The surname Hogsett was first found in Aberdeenshire (Gaelic: Siorrachd Obar Dheathain), a historic county, and present day Council Area of Aberdeen, located in the Grampian region of northeastern Scotland, where they held a family seat from early times and their first records appeared on the early census rolls taken by the early Kings of Scotland to determine the rate of taxation of their subjects. Hogston was recorded in Sileby, Leicestershire in the 17th century.
This web page shows only a small excerpt of our Hogsett research. Another 98 words (7 lines of text) covering the years 1224, 1296 and 1473 are included under the topic Early Hogsett History in all our PDF Extended History products and printed products wherever possible.
Scott Hogsett (b. 1972), American four-time gold medalist Paralympic wheelchair rugby player
Robert M. "Bob" Hogsett (b. 1892), American football player for the Dartmouth Big Green football team from 1911 to 1913
Joseph Hadden "Joe" Hogsett (b. 1956), American politician, 49th Mayor of Indianapolis (2016-), United States Attorney for the Southern District of Indiana (2010-2014),57th Secretary of State of Indiana (1989-1995)
Elon Chester "Chief" Hogsett (1903-2001), American Major League Baseball player for the Detroit Tigers, St. Louis Browns, and Washington Senators
Bob Hogsett (1941-1984), American basketball player who played one season in the National Basketball Association for the Detroit Pistons and the Pittsburgh Pipers
Joseph H. Hogsett, American Democrat politician, Candidate for U.S. Senator from Indiana, 1992; Candidate for U.S. Representative from Indiana 2nd District, 1994; Delegate to Democratic National Convention from Indiana, 2008 
Everett Leon Hogsett (1879-1950), American Republican politician, Chair of Cabell County Republican Party, 1928-34; Member of West Virginia State House of Delegates from Cabell County, 1929 
George James Hogsett (1820-1869), Newfoundland lawyer and politician who represented Placentia and St. Mary's from 1852 to 1861 and Harbour Main from 1865 to 1869
The motto was originally a war cry or slogan. Mottoes first began to be shown with arms in the 14th and 15th centuries, but were not in general use until the 17th century. Thus the oldest coats of arms generally do not include a motto.
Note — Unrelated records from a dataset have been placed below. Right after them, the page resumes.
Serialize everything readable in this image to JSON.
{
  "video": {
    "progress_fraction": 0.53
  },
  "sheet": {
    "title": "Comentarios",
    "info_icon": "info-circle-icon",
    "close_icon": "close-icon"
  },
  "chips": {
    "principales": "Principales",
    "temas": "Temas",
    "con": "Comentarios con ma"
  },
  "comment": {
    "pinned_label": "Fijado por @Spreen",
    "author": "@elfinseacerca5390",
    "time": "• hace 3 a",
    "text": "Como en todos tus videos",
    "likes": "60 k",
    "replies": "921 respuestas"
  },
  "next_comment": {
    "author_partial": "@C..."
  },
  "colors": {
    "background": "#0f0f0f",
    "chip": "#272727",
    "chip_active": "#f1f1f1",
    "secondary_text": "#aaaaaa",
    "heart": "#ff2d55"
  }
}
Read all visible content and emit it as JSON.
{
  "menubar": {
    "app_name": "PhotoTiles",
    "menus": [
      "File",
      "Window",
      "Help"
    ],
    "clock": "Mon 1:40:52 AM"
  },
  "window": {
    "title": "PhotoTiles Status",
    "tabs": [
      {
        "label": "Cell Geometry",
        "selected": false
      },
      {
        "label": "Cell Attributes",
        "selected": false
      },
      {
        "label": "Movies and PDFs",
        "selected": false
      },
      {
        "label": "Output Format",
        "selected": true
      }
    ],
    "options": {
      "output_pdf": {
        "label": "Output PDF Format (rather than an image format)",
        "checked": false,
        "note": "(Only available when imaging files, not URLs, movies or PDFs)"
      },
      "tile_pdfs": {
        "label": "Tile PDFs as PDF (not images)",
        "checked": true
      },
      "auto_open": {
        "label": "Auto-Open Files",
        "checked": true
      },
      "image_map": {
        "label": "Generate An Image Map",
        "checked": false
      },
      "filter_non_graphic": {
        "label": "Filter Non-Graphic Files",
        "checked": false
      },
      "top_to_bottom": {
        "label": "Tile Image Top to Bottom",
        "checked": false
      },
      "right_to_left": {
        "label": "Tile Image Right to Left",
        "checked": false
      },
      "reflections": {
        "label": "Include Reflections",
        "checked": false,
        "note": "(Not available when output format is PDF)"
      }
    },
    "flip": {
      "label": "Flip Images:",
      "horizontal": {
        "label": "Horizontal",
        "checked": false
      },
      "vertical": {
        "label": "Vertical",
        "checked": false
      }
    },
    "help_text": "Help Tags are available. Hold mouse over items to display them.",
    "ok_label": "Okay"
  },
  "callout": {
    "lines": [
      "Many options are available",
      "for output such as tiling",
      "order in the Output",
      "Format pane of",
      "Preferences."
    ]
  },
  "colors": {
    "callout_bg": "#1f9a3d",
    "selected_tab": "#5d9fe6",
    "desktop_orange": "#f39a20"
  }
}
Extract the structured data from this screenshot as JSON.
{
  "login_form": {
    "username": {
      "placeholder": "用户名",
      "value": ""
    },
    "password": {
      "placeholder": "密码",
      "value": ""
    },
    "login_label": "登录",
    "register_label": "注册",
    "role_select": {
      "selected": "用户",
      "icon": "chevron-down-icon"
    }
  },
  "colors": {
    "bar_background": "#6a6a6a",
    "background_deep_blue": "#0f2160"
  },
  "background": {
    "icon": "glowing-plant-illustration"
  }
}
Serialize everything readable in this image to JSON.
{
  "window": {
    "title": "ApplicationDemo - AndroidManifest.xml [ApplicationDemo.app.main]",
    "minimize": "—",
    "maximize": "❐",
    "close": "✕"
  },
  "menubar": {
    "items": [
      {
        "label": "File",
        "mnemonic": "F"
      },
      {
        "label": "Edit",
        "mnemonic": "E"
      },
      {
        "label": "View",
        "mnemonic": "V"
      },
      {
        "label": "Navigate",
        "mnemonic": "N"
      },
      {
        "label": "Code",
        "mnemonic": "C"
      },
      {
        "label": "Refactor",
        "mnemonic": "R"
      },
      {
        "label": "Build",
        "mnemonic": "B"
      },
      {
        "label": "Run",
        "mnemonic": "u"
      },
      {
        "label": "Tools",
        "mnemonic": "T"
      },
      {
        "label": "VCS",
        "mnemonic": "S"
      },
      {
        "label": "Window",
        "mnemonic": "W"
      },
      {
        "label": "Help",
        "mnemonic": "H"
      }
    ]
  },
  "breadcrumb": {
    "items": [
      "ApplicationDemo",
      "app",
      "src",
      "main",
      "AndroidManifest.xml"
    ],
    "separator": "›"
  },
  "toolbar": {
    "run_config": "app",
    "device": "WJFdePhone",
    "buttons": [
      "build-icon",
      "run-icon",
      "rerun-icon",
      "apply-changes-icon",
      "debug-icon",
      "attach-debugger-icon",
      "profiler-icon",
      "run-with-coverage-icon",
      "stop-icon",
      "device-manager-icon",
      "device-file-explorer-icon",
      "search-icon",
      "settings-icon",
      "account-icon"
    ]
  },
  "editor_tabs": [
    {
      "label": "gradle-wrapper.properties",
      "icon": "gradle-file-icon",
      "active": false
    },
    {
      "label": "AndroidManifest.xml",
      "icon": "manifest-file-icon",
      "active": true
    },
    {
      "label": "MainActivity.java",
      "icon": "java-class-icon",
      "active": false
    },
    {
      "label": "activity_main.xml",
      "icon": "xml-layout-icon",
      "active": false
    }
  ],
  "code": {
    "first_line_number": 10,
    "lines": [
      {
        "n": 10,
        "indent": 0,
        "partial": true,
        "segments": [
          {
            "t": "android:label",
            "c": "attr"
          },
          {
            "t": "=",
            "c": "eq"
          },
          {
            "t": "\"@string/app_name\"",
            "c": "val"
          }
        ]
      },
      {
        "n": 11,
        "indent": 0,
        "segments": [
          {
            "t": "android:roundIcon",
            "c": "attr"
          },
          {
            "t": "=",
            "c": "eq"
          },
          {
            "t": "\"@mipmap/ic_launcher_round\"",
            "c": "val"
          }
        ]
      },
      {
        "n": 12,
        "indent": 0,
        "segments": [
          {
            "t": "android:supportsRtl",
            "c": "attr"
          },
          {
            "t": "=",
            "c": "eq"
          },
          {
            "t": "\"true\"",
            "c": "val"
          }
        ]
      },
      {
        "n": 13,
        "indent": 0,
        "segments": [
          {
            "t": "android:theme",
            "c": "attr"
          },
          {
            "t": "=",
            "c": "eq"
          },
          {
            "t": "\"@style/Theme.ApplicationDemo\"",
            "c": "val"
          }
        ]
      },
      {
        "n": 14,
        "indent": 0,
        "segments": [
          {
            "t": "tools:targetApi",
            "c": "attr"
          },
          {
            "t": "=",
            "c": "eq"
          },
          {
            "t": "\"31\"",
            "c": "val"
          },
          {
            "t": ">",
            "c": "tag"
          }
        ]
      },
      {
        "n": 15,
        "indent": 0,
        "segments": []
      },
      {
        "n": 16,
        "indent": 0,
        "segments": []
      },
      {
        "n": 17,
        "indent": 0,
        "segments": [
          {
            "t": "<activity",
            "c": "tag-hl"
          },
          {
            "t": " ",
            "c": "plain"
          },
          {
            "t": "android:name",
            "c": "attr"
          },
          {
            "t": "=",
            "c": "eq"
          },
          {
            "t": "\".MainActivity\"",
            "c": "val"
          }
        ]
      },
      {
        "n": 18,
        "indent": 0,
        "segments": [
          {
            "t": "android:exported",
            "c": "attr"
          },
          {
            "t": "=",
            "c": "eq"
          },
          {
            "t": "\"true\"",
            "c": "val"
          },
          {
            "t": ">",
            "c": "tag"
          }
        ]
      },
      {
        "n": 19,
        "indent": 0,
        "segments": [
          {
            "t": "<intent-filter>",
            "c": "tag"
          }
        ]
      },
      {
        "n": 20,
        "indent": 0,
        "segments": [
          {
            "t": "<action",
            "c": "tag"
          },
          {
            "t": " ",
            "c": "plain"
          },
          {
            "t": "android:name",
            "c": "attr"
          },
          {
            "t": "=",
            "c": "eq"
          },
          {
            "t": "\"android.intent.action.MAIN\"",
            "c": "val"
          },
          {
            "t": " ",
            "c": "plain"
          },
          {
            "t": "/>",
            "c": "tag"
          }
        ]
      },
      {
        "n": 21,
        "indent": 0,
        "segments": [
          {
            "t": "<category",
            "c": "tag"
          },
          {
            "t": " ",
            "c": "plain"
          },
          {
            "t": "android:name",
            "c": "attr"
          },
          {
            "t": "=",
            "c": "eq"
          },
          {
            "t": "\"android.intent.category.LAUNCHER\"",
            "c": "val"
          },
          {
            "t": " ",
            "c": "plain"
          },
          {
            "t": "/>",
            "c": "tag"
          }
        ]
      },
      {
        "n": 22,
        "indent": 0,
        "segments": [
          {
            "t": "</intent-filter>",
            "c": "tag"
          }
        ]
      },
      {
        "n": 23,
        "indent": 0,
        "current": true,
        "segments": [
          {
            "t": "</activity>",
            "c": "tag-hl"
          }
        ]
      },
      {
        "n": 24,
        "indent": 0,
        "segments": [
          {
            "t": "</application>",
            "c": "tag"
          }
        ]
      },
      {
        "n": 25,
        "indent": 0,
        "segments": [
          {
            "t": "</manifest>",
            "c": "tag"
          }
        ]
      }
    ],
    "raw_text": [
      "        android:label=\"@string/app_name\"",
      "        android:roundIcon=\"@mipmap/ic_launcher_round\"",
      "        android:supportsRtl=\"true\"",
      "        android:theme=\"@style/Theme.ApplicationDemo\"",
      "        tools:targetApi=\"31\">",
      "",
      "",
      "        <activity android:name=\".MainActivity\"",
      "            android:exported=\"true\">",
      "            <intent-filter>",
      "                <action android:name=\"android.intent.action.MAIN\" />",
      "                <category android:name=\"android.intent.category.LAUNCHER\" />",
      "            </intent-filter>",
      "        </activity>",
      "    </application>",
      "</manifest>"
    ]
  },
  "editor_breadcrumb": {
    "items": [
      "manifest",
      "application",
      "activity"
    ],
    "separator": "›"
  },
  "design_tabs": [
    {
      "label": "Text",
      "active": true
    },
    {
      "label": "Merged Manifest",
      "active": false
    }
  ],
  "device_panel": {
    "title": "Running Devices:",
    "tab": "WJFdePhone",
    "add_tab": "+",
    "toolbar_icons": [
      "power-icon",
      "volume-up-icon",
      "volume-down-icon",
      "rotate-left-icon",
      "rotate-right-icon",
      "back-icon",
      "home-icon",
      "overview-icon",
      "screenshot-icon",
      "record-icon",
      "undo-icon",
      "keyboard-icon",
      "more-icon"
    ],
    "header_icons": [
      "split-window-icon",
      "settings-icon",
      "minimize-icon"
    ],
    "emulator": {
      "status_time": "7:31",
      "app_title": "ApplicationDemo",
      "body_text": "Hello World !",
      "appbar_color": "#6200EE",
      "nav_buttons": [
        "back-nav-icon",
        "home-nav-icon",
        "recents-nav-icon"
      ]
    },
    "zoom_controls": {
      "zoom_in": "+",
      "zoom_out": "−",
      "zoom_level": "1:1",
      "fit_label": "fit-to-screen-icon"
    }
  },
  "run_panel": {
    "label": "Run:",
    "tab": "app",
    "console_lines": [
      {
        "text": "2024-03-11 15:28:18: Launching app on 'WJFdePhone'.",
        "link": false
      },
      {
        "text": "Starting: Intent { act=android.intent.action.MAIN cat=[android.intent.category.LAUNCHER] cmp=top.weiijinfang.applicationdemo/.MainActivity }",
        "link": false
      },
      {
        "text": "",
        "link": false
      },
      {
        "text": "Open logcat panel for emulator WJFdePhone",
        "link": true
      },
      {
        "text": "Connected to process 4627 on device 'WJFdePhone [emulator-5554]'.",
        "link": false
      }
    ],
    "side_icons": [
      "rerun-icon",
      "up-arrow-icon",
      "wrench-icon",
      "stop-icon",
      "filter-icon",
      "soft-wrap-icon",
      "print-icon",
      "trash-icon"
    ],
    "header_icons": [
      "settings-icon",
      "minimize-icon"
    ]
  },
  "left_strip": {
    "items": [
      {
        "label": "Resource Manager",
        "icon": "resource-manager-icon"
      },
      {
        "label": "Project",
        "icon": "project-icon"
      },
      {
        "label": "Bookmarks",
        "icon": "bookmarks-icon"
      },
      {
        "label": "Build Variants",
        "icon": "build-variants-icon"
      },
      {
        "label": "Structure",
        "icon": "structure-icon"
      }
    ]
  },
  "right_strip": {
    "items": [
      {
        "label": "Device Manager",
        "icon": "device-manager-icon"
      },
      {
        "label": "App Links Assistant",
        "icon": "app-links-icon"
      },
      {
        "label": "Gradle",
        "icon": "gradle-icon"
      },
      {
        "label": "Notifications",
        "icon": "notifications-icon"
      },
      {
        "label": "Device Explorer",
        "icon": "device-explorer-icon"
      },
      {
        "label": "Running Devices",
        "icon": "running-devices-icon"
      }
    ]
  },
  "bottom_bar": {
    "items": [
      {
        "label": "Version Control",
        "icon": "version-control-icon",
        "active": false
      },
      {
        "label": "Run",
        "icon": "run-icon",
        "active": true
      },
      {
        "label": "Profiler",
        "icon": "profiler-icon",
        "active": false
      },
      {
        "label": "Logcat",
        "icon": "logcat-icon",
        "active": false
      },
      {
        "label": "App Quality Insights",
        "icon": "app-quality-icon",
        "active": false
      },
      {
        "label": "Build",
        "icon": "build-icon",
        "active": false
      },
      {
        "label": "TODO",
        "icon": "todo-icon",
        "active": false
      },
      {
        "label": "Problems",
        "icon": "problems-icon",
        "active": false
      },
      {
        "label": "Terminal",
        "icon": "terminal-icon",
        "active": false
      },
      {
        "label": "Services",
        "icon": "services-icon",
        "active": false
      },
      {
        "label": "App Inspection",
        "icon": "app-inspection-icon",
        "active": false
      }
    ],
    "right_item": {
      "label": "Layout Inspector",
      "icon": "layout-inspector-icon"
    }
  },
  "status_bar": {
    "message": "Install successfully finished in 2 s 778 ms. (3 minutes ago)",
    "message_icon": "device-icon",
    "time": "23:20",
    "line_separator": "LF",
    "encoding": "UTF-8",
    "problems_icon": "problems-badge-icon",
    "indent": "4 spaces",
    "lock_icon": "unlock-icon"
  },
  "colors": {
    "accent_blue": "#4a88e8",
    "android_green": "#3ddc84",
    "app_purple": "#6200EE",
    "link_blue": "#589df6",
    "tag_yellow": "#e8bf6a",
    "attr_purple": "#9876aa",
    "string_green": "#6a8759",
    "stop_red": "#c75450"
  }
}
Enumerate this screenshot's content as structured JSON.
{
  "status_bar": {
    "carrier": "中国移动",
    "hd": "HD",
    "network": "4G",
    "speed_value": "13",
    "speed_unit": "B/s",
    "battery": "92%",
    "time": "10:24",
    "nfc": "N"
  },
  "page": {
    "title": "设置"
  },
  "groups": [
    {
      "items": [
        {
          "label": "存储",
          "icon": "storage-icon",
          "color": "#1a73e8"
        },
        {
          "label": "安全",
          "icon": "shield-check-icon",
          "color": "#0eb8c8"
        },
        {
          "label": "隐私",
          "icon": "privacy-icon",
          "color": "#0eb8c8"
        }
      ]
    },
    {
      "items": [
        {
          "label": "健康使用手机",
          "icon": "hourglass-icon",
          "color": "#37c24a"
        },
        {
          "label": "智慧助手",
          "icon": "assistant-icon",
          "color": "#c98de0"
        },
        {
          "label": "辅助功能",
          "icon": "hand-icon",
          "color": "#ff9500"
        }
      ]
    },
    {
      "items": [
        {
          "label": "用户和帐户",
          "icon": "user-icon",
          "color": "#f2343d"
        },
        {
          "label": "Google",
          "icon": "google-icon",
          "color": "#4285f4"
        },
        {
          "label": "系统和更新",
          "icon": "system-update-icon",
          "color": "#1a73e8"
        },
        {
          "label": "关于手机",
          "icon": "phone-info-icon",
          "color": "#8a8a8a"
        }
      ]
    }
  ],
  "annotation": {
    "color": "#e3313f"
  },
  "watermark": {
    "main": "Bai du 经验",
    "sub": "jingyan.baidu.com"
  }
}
Mottoes seldom form part of the grant of arms: Under most heraldic authorities, a motto is an optional component of the coat of arms, and can be added to or changed at will; many families have chosen not to display a motto.
Motto: Vi et animo Motto Translation: By strength and courage.